Christopher Falcioni ’16 / Emertainment Monthly Staff Writer
It’s a new era in late-night television. With NBC’s new youthful evening lineup of Jimmy Fallon and Seth Meyers, CBS is battling to come out on top, ousting it’s older hosts in favor of young blood. With Stephen Colbert replacing David Letterman on September 8th, the second half of the programing block, The Late Late Show, needed an overhaul too. So gone are evenings filled with talking robotic gay skeleton Geoff, Secretariat the horse (whose backside was portrayed by Ryan McGowan, an Emerson alum), and the awkward pauses that often ended conversations between A-list stars and wily Scottish comedian Craig Ferguson… and in with the new.
James Corden, popular in the UK from his work on television and well-known in America from his star turn in the broadway play One Man, Two Guvnors and the recent film adaptation of Into The Woods, is the new host: He’s a natural. He takes a decidedly more straightforward approach than the low-budget puppetry and off-kilter humor of Ferguson’s show, and the angle might be unsurprising, it works really well.
His set’s got all the staples of a classic Late Show, complete with a live band, an infectious studio audience, and even an LA skyline model in the background. And indeed, after a heartfelt opening monologue introducing himself to the audience he goes for conventions and rolls a star-stuffed clip with dozens of rejected Late Late show hopefuls, a slew of A-List stars, CBS executives, his predecessor Jay Leno, Oompa-Loompas, and even Meryl Streep, all come to christen his new show.
But as much as there is familiarity about his show, there is definitely something about James Corden that makes him stand out from the other Late Night hosts.
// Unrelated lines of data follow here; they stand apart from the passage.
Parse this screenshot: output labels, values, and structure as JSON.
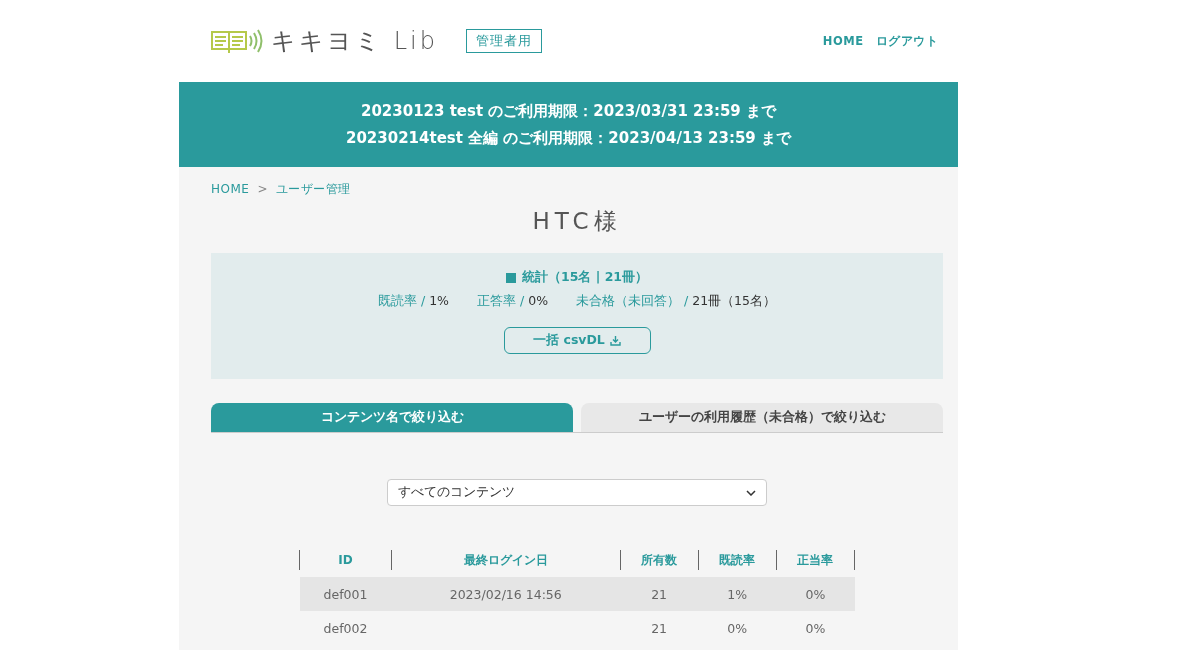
{
  "header": {
    "logo": "キキヨミ Lib",
    "badge": "管理者用",
    "nav": [
      "HOME",
      "ログアウト"
    ]
  },
  "banner": [
    "20230123 test のご利用期限：2023/03/31 23:59 まで",
    "20230214test 全編 のご利用期限：2023/04/13 23:59 まで"
  ],
  "breadcrumb": {
    "items": [
      "HOME",
      "ユーザー管理"
    ],
    "separator": ">"
  },
  "title": "HTC様",
  "stats": {
    "heading": "統計（15名 | 21冊）",
    "metrics": [
      {
        "label": "既読率",
        "value": "1%"
      },
      {
        "label": "正答率",
        "value": "0%"
      },
      {
        "label": "未合格（未回答）",
        "value": "21冊（15名）"
      }
    ],
    "separator": "/",
    "button": "一括 csvDL"
  },
  "tabs": [
    {
      "label": "コンテンツ名で絞り込む",
      "selected": true
    },
    {
      "label": "ユーザーの利用履歴（未合格）で絞り込む",
      "selected": false
    }
  ],
  "filter": {
    "value": "すべてのコンテンツ"
  },
  "table": {
    "columns": [
      "ID",
      "最終ログイン日",
      "所有数",
      "既読率",
      "正当率"
    ],
    "rows": [
      [
        "def001",
        "2023/02/16 14:56",
        "21",
        "1%",
        "0%"
      ],
      [
        "def002",
        "",
        "21",
        "0%",
        "0%"
      ]
    ]
  }
}
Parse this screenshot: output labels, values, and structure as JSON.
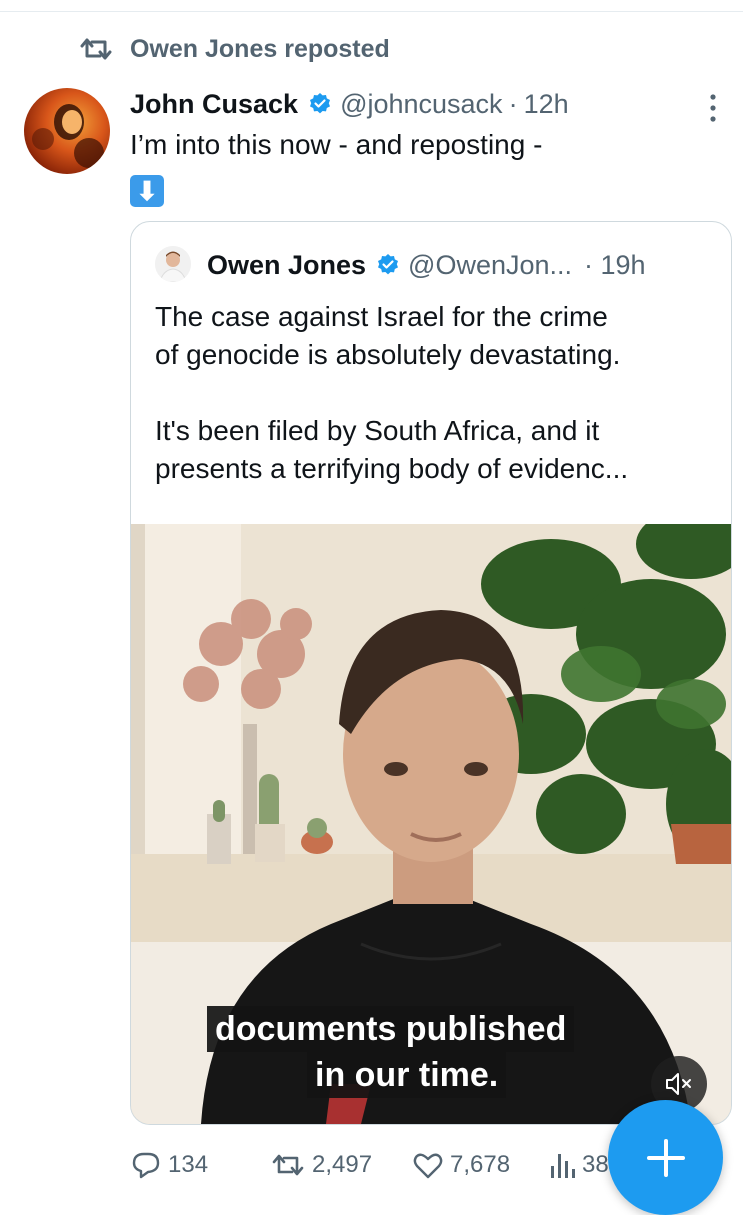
{
  "repost_banner": {
    "text": "Owen Jones reposted"
  },
  "tweet": {
    "author_name": "John Cusack",
    "handle": "@johncusack",
    "separator": "·",
    "time": "12h",
    "text": "I’m into this now - and reposting -",
    "emoji": "⬇"
  },
  "quoted_tweet": {
    "author_name": "Owen Jones",
    "handle": "@OwenJon...",
    "time": "· 19h",
    "text": "The case against Israel for the crime\nof genocide is absolutely devastating.\n\nIt's been filed by South Africa, and it\npresents a terrifying body of evidenc...",
    "video": {
      "caption_line1": "documents published",
      "caption_line2": "in our time.",
      "muted": true
    }
  },
  "actions": {
    "replies": "134",
    "reposts": "2,497",
    "likes": "7,678",
    "views": "38"
  },
  "fab": {
    "icon": "plus-icon"
  },
  "colors": {
    "accent": "#1d9bf0",
    "secondary_text": "#536471",
    "border": "#cfd9de"
  }
}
Perhaps it’s because he’s an actor himself he’s able to have a rapport with his guests that reads as mostly genuine – He seems to know how to get people excited about what they’re talking about. He creates a conversation with the guests rather than a stilted first-date questioning that comes from many other late-night hosts.
Another interesting thing he does is introduce both guests at the same time, having them sit together during the entirety of the taping, seemingly to spur interesting conversation. While it helps that his first guests are Mila Kunis and Tom Hanks, it’ll be interesting when a day comes that puts somebody like Taylor Swift into a seat next to a Vin Diesel or other unlikely combinations. Another interesting thing is that Corden sits in front of his desk, inspiring honesty and a relationship between guest and host that isn’t usually there in most talk shows. His conversation didn’t seem like it favored one guest more than another, but in the future it might be interesting to see how star ego makes this particular set up less than idea.
There’s also something refreshing in the almost classic entertainment value that the show has: The guests are introduced in their dressing rooms as they get ready for the show, velvet curtains are pulled back to reveal guests, and there is an emphasis on music, in clear contrast with Ferguson’s show that broke nearly every rule in the Late Night book. The sketch that made it into the show, featuring Tom Hanks, was high-energy and well rehearsed, something that hopefully will become a given with Corden’s pieces. He smartly avoided lists, current events, and other tired Late Show shticks and gave something new and exciting to his segments. Somehow, he is able to find new ways to show us our favorite celebrities, from a rapid-fire listing of Tom Hanks’ most popular films to the nerdy, domestic side of Mila Kunis that might otherwise get overshadowed with other hosts.
That isn’t to say there aren’t kinks to work out. Yes, there is very heavy-handed Bud Light product placement, and certain planted running jokes that need a few more runs before they become natural (the band leader asks a nightly non sequitur question to one of the visiting celebrities), but overall the show feels like a well-needed return to the era of wide-eyed, old-fashioned entertainment free of a jaded tilt.[polldaddy poll=8758578]